Alcoholism or alcohol dependence is defined by the American Medical Association (AMA) as “a primary, chronic disease with genetic, psychosocial, and environmental factors influencing its development and manifestations.” While Alcohol abuse is a disease. It is characterized by a maladaptive pattern of drinking alcohol that results in negative work, medical, legal, educational, and/or social effects on a person’s life. The individual who abuses this substance tends to continue to use it despite such consequences.
What are the symptoms of alcoholism?
The signs of alcoholism and alcohol abuse are very similar, and are often just a question of degree or intensity. Typically, the last person to be aware that he/she has a serious drinking problem is the alcoholic himself/herself – they are in denial.
Some signs and symptoms of alcoholism as well as alcohol abuse include:
Drinking in secret.
Not being able to limit how much alcohol is consumed.
Blacking out – not being able to remember chunks of time.
Having rituals and being irritated/annoyed when these rituals are disturbed or commented on.
Losing interest in hobbies and activities the person used to enjoy.
Feeling an urge to drink.
Feeling irritable when drinking times approach. This feeling is more intense if the alcohol is not available, or there appears to be a chance it may not be available.
Having stashes of alcohol in unlikely places.
Gulping drinks down in order to get drunk and then feel good.
Having relationship problems (triggered by drinking).
Having problems with the law (caused by drinking).
Having work problems (caused by drinking, or drinking as root cause).
Having money problems (caused by drinking).
Requiring a larger quantity of alcohol to feel its effect.
Nausea, sweating, or even shaking when not drinking.
Additional risk factors include having a psychiatric condition such as schizophrenia, depression, or anxiety disorders. Poverty, social isolation, and shyness may also be risk factors. In addition, how one’s body processes alcohol can affect the risk of developing a dependence on alcohol.
Research has shown that people who need comparatively more alcohol to achieve an effect are more likely to become alcohol dependent. All drugs affect a “reward mechanism” in the brain. If a person feels good each time they use a drug, it tends to make them want to use the drug again. This common feature could explain why people abuse drugs, including alcohol. This is called tolerance, and it may be the final factor that contributes to the development of drug or alcohol dependence.
What Are the Treatments for Alcoholism?
Conventional Medicine for Alcoholism
Treatment for alcoholism can begin only when the alcoholic accepts that the problem exists and agrees to stop drinking. He or she must understand that alcoholism is curable and must be motivated to change. Treatment has three stages:
Detoxification (detox): This may be needed immediately after discontinuing alcohol use and can be a medical emergency, as detox can result in withdrawal seizures, hallucinations, delirium tremens (DT), and in some cases may result in death.

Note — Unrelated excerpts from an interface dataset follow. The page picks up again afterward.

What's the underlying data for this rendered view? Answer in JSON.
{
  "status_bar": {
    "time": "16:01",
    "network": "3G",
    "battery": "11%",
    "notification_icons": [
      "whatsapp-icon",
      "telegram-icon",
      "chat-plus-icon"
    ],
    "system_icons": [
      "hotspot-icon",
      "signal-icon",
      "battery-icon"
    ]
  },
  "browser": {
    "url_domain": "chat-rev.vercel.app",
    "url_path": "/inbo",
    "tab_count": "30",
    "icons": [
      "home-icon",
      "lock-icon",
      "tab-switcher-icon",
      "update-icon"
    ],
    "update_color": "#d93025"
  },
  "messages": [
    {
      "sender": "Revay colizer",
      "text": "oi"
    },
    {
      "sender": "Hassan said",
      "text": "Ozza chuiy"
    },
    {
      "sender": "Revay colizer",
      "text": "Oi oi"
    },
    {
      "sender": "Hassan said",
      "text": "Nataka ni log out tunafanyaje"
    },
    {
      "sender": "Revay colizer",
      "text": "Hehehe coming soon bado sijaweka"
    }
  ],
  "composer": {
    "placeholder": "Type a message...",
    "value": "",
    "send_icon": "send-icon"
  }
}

Rehabilitation: This involves counseling and medications to give the recovering alcoholic the skills needed for maintaining sobriety. This step in treatment can be done inpatient or outpatient. Both are equally effective.
Maintenance of sobriety: This step’s success requires an alcoholic to be self-driven. The key to maintenance is support, which often includes regular Alcoholics Anonymous (AA) meetings and getting a sponsor.
Because detoxification does not stop the craving for alcohol, recovery is often difficult to maintain. For a person in an early stage of alcoholism, discontinuing alcohol use may result in some withdrawal symptoms, including anxiety and poor sleep. Withdrawal from long-term dependence may bring the uncontrollable shaking, spasms, panic, and hallucinations of DTs. If not treated professionally, people with DTs have a mortality rate of more than 10%, so detoxification from late-stage alcoholism should be attempted under the care of an experienced doctor and may require a brief inpatient stay at a hospital or treatment center.
Treatment may involve one or more medications. Benzodiazepines are anti-anxiety drugs used to treat withdrawal symptoms such as anxiety and poor sleep and to prevent seizures and delirium. These are the most frequently used medications during the detox phase, at which time they are usually tapered and then discontinued. They must be used with care, since they may be addictive.
Aim of Treatment
The goal of treatment for alcoholism is abstinence. Among alcoholics with otherwise good health, social support, and motivation, the likelihood of recovery is good. Approximately 50% to 60% remain abstinent at the end of a year’s treatment and a majority of those stay dry permanently.
Those with poor social support, poor motivation, or psychiatric disorders tend to relapse within a few years of treatment. For these people, success is measured by longer periods of abstinence, reduced use of alcohol, better health, and improved social functioning.